Mass battlefield slaughter, treachery, assassinations, intrigues – ancient Greek politics as usual? Not exactly: the subjects under discussion are the wars of succession to Alexander the Great (died 323 BC), during which some fifteen contenders slugged it out for over forty years (to 281 BC) to try to establish some sort of permanent hold on at least a significant part of Alexander's hypertrophied but inchoate empire. The outcome of this struggle in its turn formed the backdrop to the emergence of the Hellenistic (Greekish, Greekising) world and, within it, the rise of both pagan and then Christian Rome. This was a world, in other words, that lay on the cusp between Eastern and Western civilisation and between the Greek and Roman eras. It was also an epoch of unusual creativity, especially in the fields of philosophy, literature and the visual arts. Hardly a trivial topic, then, but also hardly an easy one to tackle.

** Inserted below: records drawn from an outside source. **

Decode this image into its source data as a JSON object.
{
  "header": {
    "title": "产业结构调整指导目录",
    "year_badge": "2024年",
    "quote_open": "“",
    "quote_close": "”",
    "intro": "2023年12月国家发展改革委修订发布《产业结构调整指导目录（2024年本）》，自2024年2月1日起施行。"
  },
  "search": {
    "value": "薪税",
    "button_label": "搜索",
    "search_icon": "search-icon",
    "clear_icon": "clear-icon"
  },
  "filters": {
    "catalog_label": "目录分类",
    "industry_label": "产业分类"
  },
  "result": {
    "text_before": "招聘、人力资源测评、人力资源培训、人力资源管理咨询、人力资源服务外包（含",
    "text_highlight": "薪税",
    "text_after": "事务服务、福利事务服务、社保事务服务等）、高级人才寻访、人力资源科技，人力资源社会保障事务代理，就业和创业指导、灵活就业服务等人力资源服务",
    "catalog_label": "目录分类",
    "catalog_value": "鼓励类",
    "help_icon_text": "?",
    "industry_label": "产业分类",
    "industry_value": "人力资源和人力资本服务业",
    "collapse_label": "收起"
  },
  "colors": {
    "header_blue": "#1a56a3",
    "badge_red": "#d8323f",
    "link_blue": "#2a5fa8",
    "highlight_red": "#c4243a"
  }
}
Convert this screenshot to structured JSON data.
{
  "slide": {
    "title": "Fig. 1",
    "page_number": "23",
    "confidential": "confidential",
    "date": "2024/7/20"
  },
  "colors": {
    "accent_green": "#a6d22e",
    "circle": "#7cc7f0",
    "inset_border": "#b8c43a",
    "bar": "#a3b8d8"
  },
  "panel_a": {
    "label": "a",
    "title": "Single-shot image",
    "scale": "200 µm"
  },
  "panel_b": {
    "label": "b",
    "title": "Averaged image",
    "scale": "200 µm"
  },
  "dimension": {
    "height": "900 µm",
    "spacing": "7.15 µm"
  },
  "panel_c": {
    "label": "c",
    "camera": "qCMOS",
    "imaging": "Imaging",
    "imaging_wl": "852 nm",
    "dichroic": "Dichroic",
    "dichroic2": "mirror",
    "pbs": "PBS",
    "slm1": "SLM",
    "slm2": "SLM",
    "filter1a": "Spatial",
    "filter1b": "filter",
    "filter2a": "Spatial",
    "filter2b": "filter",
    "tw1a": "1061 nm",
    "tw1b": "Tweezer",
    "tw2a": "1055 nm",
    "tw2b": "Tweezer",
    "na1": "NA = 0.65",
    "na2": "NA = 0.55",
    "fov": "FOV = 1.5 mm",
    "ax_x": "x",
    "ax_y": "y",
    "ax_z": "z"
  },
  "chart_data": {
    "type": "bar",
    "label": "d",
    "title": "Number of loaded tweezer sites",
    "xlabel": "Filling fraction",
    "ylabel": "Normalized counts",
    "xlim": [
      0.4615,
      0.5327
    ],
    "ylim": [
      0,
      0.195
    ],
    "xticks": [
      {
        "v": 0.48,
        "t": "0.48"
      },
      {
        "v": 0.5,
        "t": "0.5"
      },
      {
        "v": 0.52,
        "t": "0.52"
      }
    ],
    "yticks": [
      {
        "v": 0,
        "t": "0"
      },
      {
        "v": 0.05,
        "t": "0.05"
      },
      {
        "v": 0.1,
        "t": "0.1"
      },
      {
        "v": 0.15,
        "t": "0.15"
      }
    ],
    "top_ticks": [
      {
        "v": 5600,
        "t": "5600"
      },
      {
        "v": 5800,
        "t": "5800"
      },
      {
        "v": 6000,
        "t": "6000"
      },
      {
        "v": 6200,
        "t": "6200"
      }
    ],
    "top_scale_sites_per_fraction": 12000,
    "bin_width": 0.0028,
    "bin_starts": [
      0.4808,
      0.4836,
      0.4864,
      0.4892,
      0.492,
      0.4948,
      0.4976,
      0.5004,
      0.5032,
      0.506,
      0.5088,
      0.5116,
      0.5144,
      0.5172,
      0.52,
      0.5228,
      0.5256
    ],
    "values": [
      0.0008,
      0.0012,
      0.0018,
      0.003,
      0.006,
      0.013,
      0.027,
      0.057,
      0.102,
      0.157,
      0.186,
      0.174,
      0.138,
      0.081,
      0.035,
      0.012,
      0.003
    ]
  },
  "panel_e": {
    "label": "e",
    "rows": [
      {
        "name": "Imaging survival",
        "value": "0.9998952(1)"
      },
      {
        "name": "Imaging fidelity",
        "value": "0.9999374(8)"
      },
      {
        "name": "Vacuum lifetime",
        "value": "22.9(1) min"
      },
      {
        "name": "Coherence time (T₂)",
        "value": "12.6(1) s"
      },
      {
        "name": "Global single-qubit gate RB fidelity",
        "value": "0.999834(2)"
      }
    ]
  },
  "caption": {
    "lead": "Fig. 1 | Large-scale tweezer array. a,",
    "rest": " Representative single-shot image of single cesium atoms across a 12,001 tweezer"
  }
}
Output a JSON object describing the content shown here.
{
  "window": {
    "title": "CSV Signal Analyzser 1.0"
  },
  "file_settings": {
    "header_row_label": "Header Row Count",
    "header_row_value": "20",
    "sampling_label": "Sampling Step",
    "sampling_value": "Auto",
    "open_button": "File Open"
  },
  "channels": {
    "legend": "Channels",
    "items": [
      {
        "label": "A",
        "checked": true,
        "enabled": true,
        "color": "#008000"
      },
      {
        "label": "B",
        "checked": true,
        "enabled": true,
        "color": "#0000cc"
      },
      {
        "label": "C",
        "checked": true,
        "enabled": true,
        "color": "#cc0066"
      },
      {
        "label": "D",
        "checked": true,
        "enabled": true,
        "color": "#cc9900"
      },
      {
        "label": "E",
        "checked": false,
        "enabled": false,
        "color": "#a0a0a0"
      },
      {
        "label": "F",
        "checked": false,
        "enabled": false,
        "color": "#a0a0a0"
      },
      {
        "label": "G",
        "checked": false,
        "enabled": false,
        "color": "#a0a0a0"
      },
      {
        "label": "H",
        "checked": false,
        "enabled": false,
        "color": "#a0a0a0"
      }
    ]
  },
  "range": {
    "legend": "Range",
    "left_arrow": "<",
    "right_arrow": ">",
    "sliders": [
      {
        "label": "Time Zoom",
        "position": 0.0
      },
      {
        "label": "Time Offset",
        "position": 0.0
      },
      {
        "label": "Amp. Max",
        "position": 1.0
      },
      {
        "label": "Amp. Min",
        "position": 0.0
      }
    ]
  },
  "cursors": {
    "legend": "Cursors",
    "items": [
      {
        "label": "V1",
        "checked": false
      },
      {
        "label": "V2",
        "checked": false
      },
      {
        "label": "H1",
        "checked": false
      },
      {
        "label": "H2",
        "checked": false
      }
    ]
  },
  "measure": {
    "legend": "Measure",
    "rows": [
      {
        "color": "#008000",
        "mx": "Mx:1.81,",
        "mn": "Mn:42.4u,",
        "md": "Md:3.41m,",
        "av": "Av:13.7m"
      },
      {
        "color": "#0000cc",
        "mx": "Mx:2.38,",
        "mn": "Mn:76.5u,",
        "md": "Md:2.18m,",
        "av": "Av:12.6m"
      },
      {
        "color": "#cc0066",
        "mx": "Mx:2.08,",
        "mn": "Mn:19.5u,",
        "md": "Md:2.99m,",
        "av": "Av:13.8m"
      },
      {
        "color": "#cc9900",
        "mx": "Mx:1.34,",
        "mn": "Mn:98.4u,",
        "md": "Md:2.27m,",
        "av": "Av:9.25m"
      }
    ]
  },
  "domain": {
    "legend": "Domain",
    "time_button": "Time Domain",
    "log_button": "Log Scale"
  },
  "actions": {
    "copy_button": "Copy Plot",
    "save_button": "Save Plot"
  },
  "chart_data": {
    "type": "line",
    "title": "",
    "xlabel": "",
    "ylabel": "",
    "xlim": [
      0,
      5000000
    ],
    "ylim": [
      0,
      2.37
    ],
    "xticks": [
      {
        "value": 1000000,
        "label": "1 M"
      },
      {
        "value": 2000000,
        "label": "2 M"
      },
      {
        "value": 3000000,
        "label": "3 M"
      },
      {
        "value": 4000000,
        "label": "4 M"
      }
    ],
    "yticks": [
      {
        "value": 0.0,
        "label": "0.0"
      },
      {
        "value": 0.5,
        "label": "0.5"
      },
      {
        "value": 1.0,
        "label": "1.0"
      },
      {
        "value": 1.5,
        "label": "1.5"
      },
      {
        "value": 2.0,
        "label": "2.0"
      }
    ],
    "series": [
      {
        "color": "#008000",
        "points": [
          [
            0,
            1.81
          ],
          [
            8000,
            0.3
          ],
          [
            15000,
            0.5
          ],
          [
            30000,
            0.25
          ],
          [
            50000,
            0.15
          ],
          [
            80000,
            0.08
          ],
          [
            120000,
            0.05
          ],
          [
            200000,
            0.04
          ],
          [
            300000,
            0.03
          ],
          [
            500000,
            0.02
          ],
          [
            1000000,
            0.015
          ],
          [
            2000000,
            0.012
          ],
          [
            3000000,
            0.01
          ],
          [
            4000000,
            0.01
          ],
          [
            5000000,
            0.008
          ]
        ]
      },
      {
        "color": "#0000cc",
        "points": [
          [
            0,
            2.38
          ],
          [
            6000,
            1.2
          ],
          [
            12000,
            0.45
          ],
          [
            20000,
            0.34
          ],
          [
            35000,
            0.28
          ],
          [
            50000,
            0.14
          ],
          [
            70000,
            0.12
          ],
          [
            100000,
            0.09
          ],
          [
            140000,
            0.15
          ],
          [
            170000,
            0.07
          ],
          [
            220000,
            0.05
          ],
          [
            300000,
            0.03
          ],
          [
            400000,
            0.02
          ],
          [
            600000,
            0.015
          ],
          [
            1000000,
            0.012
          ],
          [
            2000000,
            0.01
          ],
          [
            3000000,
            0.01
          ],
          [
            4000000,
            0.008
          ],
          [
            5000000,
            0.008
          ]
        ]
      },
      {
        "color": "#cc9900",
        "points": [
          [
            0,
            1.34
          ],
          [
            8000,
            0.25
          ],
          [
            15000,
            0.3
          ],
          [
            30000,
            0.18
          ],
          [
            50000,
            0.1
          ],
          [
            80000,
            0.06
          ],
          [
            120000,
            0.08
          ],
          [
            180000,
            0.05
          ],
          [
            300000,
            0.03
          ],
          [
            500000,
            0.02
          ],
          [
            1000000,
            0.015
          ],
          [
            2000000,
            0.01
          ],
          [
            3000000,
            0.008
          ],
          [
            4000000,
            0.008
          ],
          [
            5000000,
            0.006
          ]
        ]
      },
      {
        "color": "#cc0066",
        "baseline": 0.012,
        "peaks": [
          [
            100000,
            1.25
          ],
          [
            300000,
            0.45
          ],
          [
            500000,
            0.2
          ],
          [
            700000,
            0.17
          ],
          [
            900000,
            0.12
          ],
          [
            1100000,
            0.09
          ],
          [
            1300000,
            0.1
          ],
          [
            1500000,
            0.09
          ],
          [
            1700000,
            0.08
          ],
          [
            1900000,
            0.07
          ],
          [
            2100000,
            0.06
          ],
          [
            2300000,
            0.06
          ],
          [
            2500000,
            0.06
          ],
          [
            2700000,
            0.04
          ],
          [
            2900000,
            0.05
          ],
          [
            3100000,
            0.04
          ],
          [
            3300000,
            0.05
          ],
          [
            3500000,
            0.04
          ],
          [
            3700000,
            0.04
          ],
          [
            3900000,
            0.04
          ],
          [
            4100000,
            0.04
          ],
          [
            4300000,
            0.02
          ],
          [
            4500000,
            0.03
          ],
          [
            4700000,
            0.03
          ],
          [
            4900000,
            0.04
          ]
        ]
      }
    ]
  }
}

Succession to what, first of all? Alexander's legacy in physical terms was an empire that stretched from old Greece in the west via Egypt, Syria, Babylonia and Persia to the Indian subcontinent (what is now Pakistan and Kashmir). At stake symbolically and ideologically were Alexander's position and status